Recent advances in the molecular cloning of membrane transport systems that determine bile formation have facilitated studies of the molecular mechanisms of cholestatic liver disease. The present review summarizes what has been learned about the molecular alterations of these membrane transporters in hepatocytes and cholangiocytes in acquired cholestatic liver disorders. Much of this information has been obtained from the study of animal models of cholestasis and from more limited studies in clinical cholestatic liver diseases. Many of these responses may be interpreted as adaptations that serve to diminish cholestatic liver injury.
Impairment of hepatic transport mechanisms for bile salts and numerous other organic solutes are prominent features of both inherited and acquired forms of cholestatic liver injury. The recent cloning and functional characterization of a number of these hepatocyte-specific transporters has helped define the molecular mechanisms involved in bile formation and has advanced our understanding of both genetic and acquired cholestatic disorders. Mutations have been identified in genes corresponding to a number of these transport proteins in patients with previously defined inherited clinical phenotypes, including Dubin-Johnson syndrome and several forms of progressive familial intrahepatic cholestasis (PFIC). These discoveries have provided convincing proof that these transporters are critical determinants of bile secretory function. In this review, we address the defects in hepatic transporters that occur in acquired forms of liver injury, many of which share clinical, biochemical, and histologic features with the less common inherited forms of liver injury.

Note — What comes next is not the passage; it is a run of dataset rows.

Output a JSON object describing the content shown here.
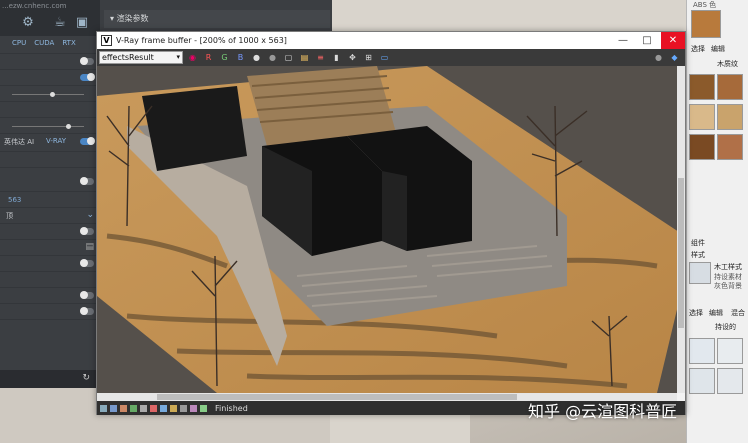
{
  "left_panel": {
    "url_text": "...ezw.cnhenc.com",
    "render_tabs": [
      "CPU",
      "CUDA",
      "RTX"
    ],
    "engine_left": "英伟达 AI",
    "engine_right": "V-RAY",
    "value_563": "563",
    "dropdown_label": "顶"
  },
  "render_dialog": {
    "title": "渲染参数"
  },
  "vfb": {
    "title": "V-Ray frame buffer - [200% of 1000 x 563]",
    "channel": "effectsResult",
    "channels": [
      "R",
      "G",
      "B"
    ],
    "status": "Finished",
    "minimize": "—",
    "maximize": "□",
    "close": "✕"
  },
  "right_panel": {
    "material_name": "ABS 色",
    "tab_edit": "编辑",
    "tab_select": "选择",
    "material_tag": "木质纹",
    "section_component": "组件",
    "section_style": "样式",
    "style_name": "木工样式",
    "style_desc1": "持设素材",
    "style_desc2": "灰色背景",
    "tab_select2": "选择",
    "tab_edit2": "编辑",
    "tab_mix": "混合",
    "default_tag": "持设的"
  },
  "watermark": "知乎 @云渲图科普匠",
  "colors": {
    "accent": "#4a86c5",
    "close": "#e81123",
    "panel": "#3b3e42"
  }
}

Acquired forms of cholestatic liver injury include disorders such as primary biliary cirrhosis, primary sclerosing cholangitis, cholestasis secondary to sepsis, drug-induced cholestasis, and cholestasis of pregnancy. They are responsible for, among others, the major clinical burden compared with inherited conditions such as errors in bile acid metabolism or PFICs. Therefore, an understanding of the molecular and pathophysiologic mechanisms that result in these cholestatic syndromes is an important goal toward effective clinical management. Thus, the aim of this chapter is to review our current understanding of the alterations in hepatocyte transport systems that occur in various forms of acquired cholestatic liver injury. Much of this information has resulted from evaluations of the molecular expression and function of the major cloned hepatic transporters that determine bile production using several cholestatic animal models of liver injury. In addition, several other in vitro studies and more limited studies in human cholestatic disorders have also contributed to this information.